A huge amount of American history revolves around estuaries. Almost all of our country’s first cities were built around estuaries. We called them bays, sounds, and even lakes but they were estuaries and provided food, shelter, and connections between a growing continent and the rest of the world. They served us really, really well and in return we took them for granted. No, we did worse than that. We abused them to the point that many of them were dying. By the 1970s and 80s condition of our estuaries had become a point of embarrassment and then a point of action. Action rooted in community action and fueled by philanthropy. Each of the groups that formed RAE had that in common. We did not know each other well but there were things we did know.
We knew that most people did not know what an estuary was or why they were important. We knew that our estuaries faced chronic challenges and newer ones like sea level rise and climate change. We knew that regulation was necessary to save them but regulation alone was not enough—restoration had to be the goal. We knew that each estuary is unique but that they had things and needs in common. And we knew that estuaries need to have a voice.

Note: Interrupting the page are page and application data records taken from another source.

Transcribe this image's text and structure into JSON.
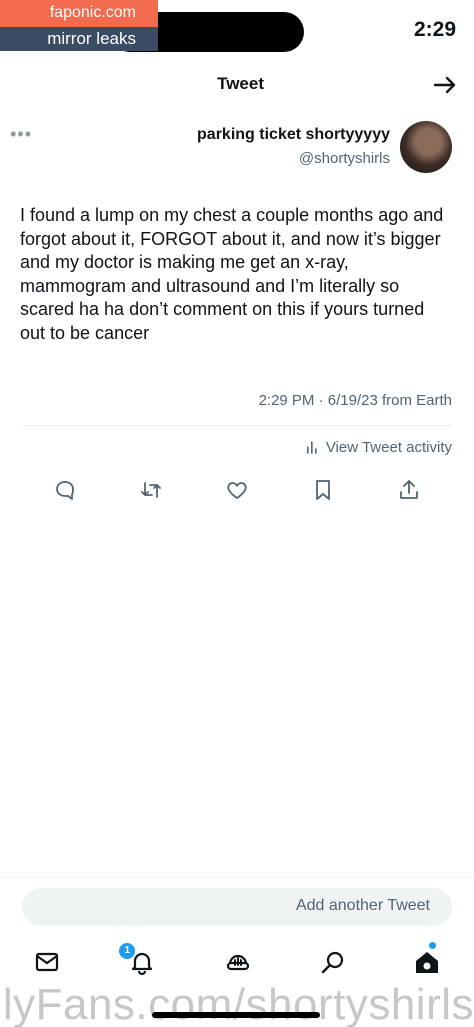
{
  "status_bar": {
    "time": "2:29"
  },
  "watermark": {
    "site": "faponic.com",
    "tagline": "mirror leaks",
    "footer": "OnlyFans.com/shortyshirls"
  },
  "header": {
    "title": "Tweet"
  },
  "tweet": {
    "author_name": "parking ticket shortyyyyy",
    "author_handle": "@shortyshirls",
    "text": "I found a lump on my chest a couple months ago and forgot about it, FORGOT about it, and now it’s bigger and my doctor is making me get an x-ray, mammogram and ultrasound and I’m literally so scared ha ha don’t comment on this if yours turned out to be cancer",
    "timestamp": "2:29 PM · 6/19/23 from Earth",
    "activity_label": "View Tweet activity"
  },
  "actions": [
    "reply-icon",
    "retweet-icon",
    "like-icon",
    "bookmark-icon",
    "share-icon"
  ],
  "reply_bar": {
    "placeholder": "Add another Tweet"
  },
  "bottom_nav": {
    "items": [
      "home-icon",
      "search-icon",
      "spaces-icon",
      "notifications-icon",
      "messages-icon"
    ],
    "notification_badge": "1"
  },
  "colors": {
    "accent": "#1d9bf0",
    "text": "#0f1419",
    "secondary": "#536471",
    "watermark_orange": "#f26b4e",
    "watermark_navy": "#3a4b63"
  }
}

Knowing those things did not make anything happen. Coming together with that knowledge did. That is what made RAE happen. That is what makes RAE work. RAE combines local roots with national reach and advocacy with outreach and education. We only had kind of an idea of what RAE might become when we formed it. It was a bit of an experiment. I am glad to say it still is because there is no status quo in this racket. I have been part of some pretty cool things over the years and RAE is one of the coolest.
Founding RAE Board and funders, 1999